Scan the data beneath this task and copy each line that includes "JSON".
___ Provided material
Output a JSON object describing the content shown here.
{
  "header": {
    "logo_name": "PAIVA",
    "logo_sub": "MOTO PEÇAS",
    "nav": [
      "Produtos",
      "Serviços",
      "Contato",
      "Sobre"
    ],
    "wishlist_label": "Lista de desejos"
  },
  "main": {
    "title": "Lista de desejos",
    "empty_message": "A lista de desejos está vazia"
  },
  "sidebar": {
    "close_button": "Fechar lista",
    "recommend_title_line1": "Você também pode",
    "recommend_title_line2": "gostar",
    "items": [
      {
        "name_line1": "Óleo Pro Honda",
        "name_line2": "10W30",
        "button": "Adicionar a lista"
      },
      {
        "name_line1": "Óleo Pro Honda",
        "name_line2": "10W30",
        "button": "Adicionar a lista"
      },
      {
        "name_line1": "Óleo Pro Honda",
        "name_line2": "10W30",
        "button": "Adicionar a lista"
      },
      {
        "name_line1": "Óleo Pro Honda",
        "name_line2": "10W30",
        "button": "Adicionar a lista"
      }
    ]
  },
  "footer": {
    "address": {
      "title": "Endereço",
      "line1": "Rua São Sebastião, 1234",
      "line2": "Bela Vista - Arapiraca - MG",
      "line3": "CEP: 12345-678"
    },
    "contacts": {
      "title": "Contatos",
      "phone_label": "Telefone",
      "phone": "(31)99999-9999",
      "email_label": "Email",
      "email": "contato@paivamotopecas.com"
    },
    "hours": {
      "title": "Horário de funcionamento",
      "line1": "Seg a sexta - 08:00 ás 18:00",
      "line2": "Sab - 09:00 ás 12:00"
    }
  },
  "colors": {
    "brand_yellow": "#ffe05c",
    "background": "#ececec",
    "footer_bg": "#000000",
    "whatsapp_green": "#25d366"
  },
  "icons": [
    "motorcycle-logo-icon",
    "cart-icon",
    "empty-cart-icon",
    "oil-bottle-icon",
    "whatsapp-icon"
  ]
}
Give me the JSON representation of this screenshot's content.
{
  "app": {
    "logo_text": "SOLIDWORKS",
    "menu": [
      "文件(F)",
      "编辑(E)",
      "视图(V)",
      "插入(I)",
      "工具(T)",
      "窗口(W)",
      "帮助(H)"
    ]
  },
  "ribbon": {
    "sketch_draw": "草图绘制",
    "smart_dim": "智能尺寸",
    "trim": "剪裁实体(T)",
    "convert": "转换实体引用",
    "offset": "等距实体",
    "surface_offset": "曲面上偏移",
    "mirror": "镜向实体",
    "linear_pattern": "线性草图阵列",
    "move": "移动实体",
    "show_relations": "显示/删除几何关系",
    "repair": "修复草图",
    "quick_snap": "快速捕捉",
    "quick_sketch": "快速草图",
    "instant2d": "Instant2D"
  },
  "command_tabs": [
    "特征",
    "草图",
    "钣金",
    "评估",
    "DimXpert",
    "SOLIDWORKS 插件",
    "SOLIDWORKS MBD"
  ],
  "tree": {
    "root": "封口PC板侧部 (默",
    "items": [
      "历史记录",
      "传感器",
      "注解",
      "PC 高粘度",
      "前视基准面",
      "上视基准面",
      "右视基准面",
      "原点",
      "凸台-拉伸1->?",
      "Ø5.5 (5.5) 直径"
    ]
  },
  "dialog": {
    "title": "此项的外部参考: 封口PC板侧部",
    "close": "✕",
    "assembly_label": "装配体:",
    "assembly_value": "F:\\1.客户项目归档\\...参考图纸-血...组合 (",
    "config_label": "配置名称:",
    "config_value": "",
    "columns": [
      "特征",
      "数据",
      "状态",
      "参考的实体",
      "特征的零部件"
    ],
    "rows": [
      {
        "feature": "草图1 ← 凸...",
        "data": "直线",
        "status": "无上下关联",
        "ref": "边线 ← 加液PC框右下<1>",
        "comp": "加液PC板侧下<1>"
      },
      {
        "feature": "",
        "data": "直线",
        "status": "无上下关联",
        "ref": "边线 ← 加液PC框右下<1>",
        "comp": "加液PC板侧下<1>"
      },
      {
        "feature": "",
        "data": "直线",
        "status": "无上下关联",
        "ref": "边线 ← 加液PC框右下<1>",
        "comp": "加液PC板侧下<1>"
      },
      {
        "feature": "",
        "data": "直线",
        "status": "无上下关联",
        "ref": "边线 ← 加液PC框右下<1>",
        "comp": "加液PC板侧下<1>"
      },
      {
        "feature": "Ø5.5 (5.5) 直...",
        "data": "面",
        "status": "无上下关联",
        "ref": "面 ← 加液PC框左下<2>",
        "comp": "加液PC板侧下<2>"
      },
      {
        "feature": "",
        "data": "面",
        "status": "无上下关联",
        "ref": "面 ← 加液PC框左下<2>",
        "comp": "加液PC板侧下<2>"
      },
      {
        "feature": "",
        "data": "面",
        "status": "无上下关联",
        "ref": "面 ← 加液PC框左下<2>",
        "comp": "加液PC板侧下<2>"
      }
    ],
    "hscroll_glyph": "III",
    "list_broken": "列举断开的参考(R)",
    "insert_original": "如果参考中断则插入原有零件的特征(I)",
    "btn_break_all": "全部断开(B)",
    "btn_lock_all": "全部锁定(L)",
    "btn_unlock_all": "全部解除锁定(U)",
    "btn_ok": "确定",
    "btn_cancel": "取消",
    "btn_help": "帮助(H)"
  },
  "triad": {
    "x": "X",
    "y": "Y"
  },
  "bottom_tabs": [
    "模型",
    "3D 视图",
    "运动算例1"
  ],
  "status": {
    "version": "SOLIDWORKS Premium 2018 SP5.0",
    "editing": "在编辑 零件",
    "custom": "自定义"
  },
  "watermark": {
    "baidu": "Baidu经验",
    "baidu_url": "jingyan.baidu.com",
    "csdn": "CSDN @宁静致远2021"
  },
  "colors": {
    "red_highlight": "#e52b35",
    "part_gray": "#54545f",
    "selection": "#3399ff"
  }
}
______
Answer section —
Output a JSON object describing the content shown here.
Give me the JSON representation of this screenshot's content.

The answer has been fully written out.